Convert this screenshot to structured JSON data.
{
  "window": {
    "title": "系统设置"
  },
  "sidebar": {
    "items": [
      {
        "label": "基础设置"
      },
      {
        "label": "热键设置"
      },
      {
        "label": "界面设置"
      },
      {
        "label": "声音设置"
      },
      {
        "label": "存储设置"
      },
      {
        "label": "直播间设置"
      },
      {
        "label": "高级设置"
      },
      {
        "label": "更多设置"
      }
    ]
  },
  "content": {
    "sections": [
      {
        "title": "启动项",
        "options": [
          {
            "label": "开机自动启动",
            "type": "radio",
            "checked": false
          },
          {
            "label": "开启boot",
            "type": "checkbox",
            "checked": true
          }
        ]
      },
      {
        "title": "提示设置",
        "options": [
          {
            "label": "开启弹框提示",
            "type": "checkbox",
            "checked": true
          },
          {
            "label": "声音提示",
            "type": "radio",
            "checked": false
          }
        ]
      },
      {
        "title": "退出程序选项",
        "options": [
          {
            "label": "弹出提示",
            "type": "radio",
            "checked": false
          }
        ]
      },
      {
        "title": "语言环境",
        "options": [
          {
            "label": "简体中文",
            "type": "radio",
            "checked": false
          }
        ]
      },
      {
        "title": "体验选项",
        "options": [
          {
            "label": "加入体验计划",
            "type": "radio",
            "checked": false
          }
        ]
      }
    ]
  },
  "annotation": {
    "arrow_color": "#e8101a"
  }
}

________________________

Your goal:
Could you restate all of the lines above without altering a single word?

Output for this task:
Convert this screenshot to structured JSON data.
{
  "window": {
    "title": "系统设置"
  },
  "sidebar": {
    "items": [
      {
        "label": "基础设置"
      },
      {
        "label": "热键设置"
      },
      {
        "label": "界面设置"
      },
      {
        "label": "声音设置"
      },
      {
        "label": "存储设置"
      },
      {
        "label": "直播间设置"
      },
      {
        "label": "高级设置"
      },
      {
        "label": "更多设置"
      }
    ]
  },
  "content": {
    "sections": [
      {
        "title": "启动项",
        "options": [
          {
            "label": "开机自动启动",
            "type": "radio",
            "checked": false
          },
          {
            "label": "开启boot",
            "type": "checkbox",
            "checked": true
          }
        ]
      },
      {
        "title": "提示设置",
        "options": [
          {
            "label": "开启弹框提示",
            "type": "checkbox",
            "checked": true
          },
          {
            "label": "声音提示",
            "type": "radio",
            "checked": false
          }
        ]
      },
      {
        "title": "退出程序选项",
        "options": [
          {
            "label": "弹出提示",
            "type": "radio",
            "checked": false
          }
        ]
      },
      {
        "title": "语言环境",
        "options": [
          {
            "label": "简体中文",
            "type": "radio",
            "checked": false
          }
        ]
      },
      {
        "title": "体验选项",
        "options": [
          {
            "label": "加入体验计划",
            "type": "radio",
            "checked": false
          }
        ]
      }
    ]
  },
  "annotation": {
    "arrow_color": "#e8101a"
  }
}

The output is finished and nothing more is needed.